Spider-Man No Way Home set the bar for comic book movies high only three months ago, and Matt Reeves’ highly anticipated “The Batman” was dealt the difficult task of following it up. The first real installment in the Batman franchise since the conclusion of Christopher Nolan’s Dark Knight Trilogy in 2012 (sorry Ben Affleck), “The Batman” offers a grounded take on the character in a Gotham that looks like it is beyond saving. While the movie has been released to critical acclaim, 86% on Rotten Tomatoes, is it all that it is cracked up to be?
I had high hopes for this movie, as early reviews had it drawing comparisons to one of my all-time favorite movies, the Dark Knight. Although I did not think that it was a bad movie, it did not live up to the hype. My main gripe with this movie was the length. It felt as though it dragged on for the last hour of the movie, and in my opinion there were many unnecessary scenes. When it felt like the film had come to its natural conclusion, there were still 30 minutes left in the movie.
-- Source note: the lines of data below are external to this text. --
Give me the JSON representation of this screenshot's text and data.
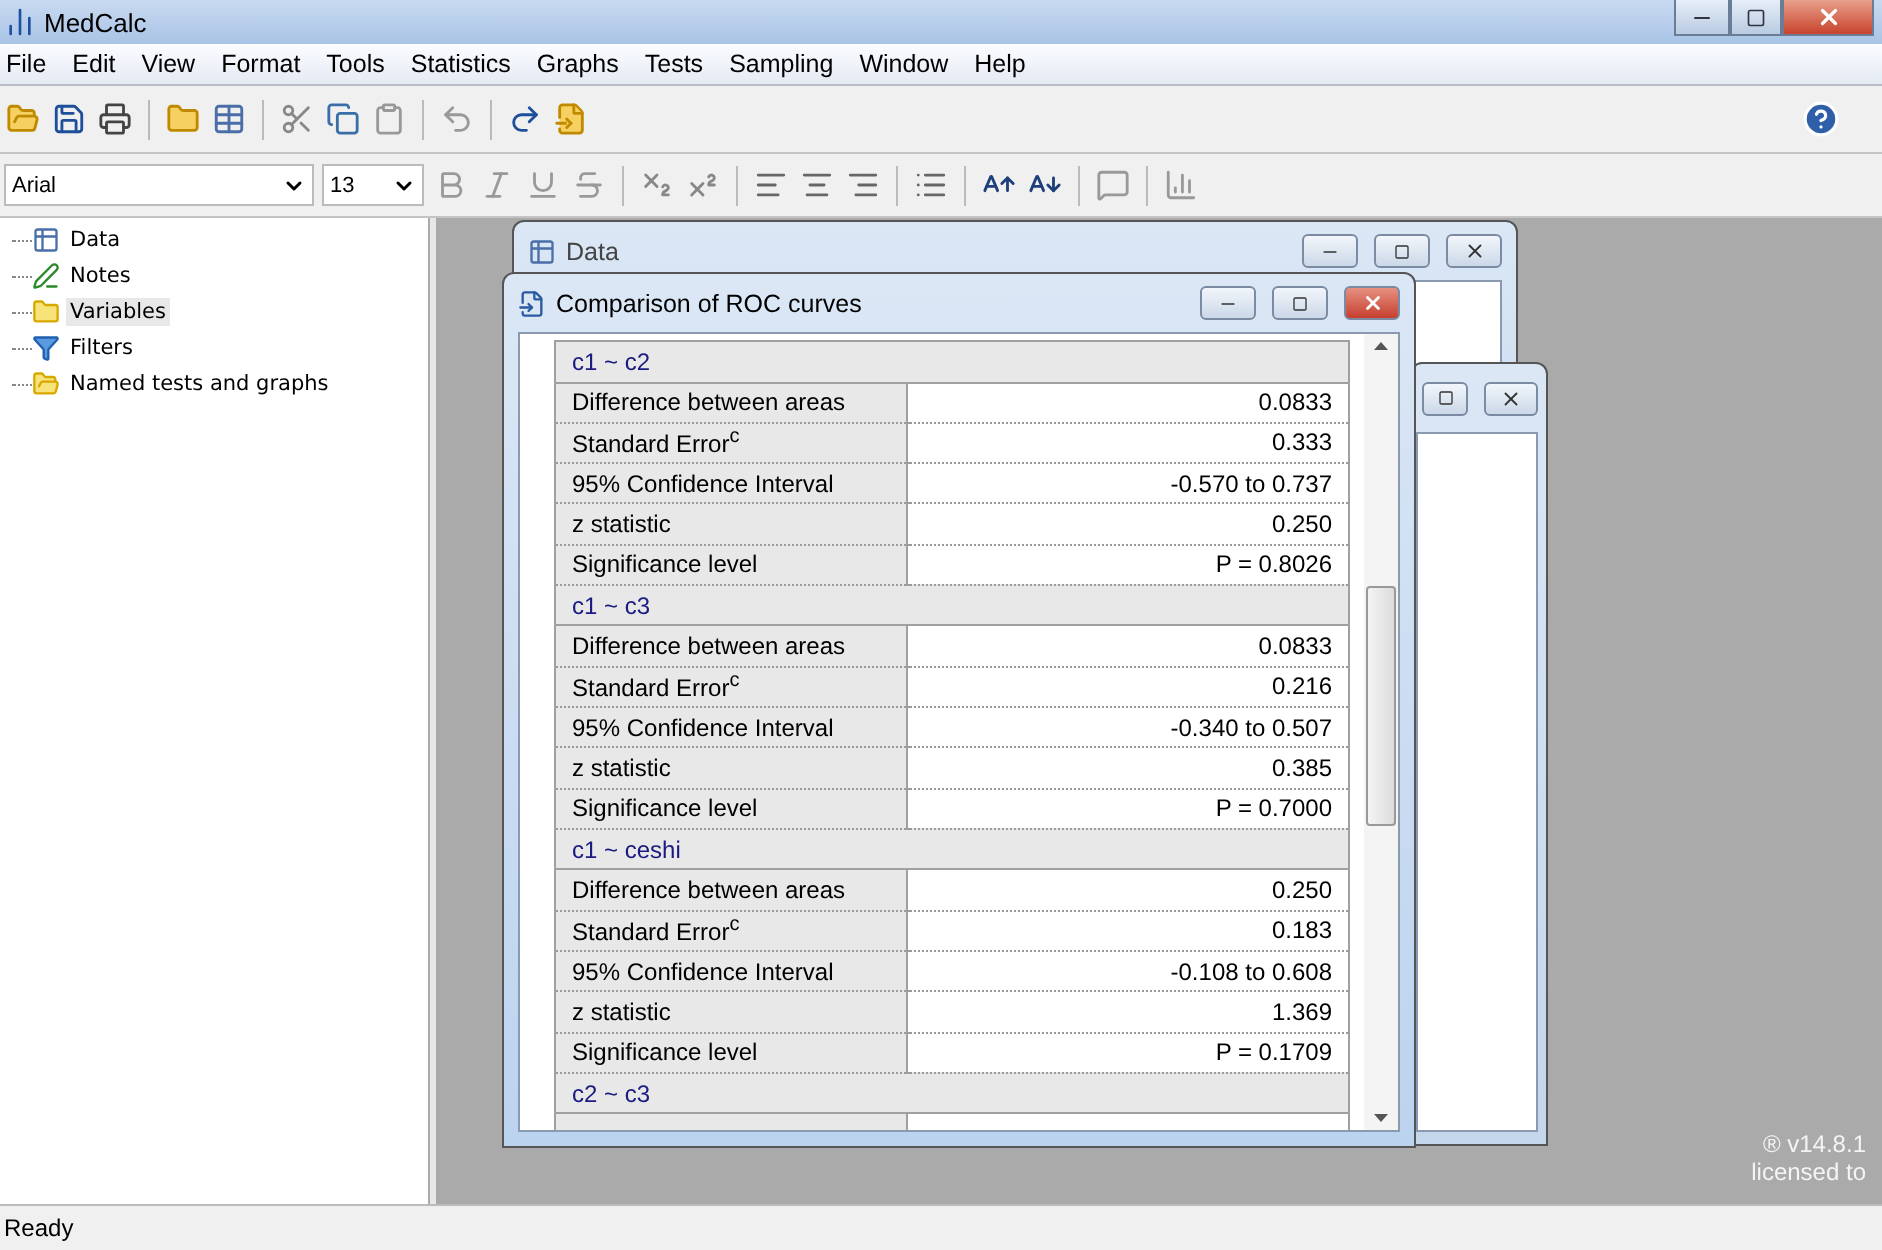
{
  "window": {
    "title": "MedCalc"
  },
  "menu": [
    "File",
    "Edit",
    "View",
    "Format",
    "Tools",
    "Statistics",
    "Graphs",
    "Tests",
    "Sampling",
    "Window",
    "Help"
  ],
  "format_bar": {
    "font": "Arial",
    "size": "13"
  },
  "sidebar": {
    "items": [
      {
        "label": "Data",
        "kind": "table",
        "selected": false
      },
      {
        "label": "Notes",
        "kind": "notes",
        "selected": false
      },
      {
        "label": "Variables",
        "kind": "folder",
        "selected": true
      },
      {
        "label": "Filters",
        "kind": "filter",
        "selected": false
      },
      {
        "label": "Named tests and graphs",
        "kind": "named",
        "selected": false
      }
    ]
  },
  "data_window": {
    "title": "Data"
  },
  "roc_window": {
    "title": "Comparison of ROC curves",
    "sections": [
      {
        "heading": "c1 ~ c2",
        "rows": [
          {
            "label": "Difference between areas",
            "value": "0.0833"
          },
          {
            "label": "Standard Error$^{c}$",
            "value": "0.333"
          },
          {
            "label": "95% Confidence Interval",
            "value": "-0.570 to 0.737"
          },
          {
            "label": "z statistic",
            "value": "0.250"
          },
          {
            "label": "Significance level",
            "value": "P = 0.8026"
          }
        ]
      },
      {
        "heading": "c1 ~ c3",
        "rows": [
          {
            "label": "Difference between areas",
            "value": "0.0833"
          },
          {
            "label": "Standard Error$^{c}$",
            "value": "0.216"
          },
          {
            "label": "95% Confidence Interval",
            "value": "-0.340 to 0.507"
          },
          {
            "label": "z statistic",
            "value": "0.385"
          },
          {
            "label": "Significance level",
            "value": "P = 0.7000"
          }
        ]
      },
      {
        "heading": "c1 ~ ceshi",
        "rows": [
          {
            "label": "Difference between areas",
            "value": "0.250"
          },
          {
            "label": "Standard Error$^{c}$",
            "value": "0.183"
          },
          {
            "label": "95% Confidence Interval",
            "value": "-0.108 to 0.608"
          },
          {
            "label": "z statistic",
            "value": "1.369"
          },
          {
            "label": "Significance level",
            "value": "P = 0.1709"
          }
        ]
      },
      {
        "heading": "c2 ~ c3"
      }
    ]
  },
  "workspace_note": [
    "® v14.8.1",
    "licensed to"
  ],
  "status_bar": {
    "text": "Ready"
  }
}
I understand that it takes a while to develop a good story, but I felt as though the process could have been expedited.
My second gripe with “The Batman” was that it was a bit too dark for my taste. The first Batman movie that I ever watched was Batman 1966, and I do prefer some campiness with my Batman, as that’s how he was originally portrayed in the comics. I think that the Dark Knight treaded the fine line between too dark and just dark enough, balancing it out with some funnier scenes. This movie however, went a little too far for me. There are some pretty gruesome scenes, and I didn’t feel like the movie did a good enough job of balancing it out. This leads me into another critique of the movie, there was not enough Bruce Wayne. In the Dark Knight, those scenes that offer the audience a breather from all of the action are often when Bruce Wayne is on screen, not Batman. “The Batman”, however, is three straight hours of the caped crusader beating up crooks or hunting down the murderer. While that may be ideal for some, I think that the heart of Batman’s story is him balancing life between Bruce Wayne and the masked vigilante.
With that being said, story aside, the individual performances from the actors were very good. Colin Farrell’s Penguin was unlike any other on-screen interpretation of the villain, and he was one of the few characters who offered some of the tongue and cheek lines that I have come to love in Batman movies. While we did not get to see much of his Bruce Wayne, Robert Pattinson’s Batman was very good, and perfectly encapsulates the detective noir tone that the movie is obviously going for. There was not enough screen time for Alfred, but the performance that Andy Serkis did have was solid, although it is hard to live up to Michael Caine, who is quite literally a real life Alfred. Paul Dano’s Riddler was your typical, psychopathic villain, but he never stole any scene that he was in.
“The Batman” had a ton of hype, and while it did not quite live up to it for me, it was still a solid film. I think that it did a good job laying the groundwork for a potential trilogy, and I am excited to see what direction they are going to take the franchise moving forward.
Overall, I would give this movie a solid seven out of ten.
This story was originally published in the March 31 edition of The East Vision.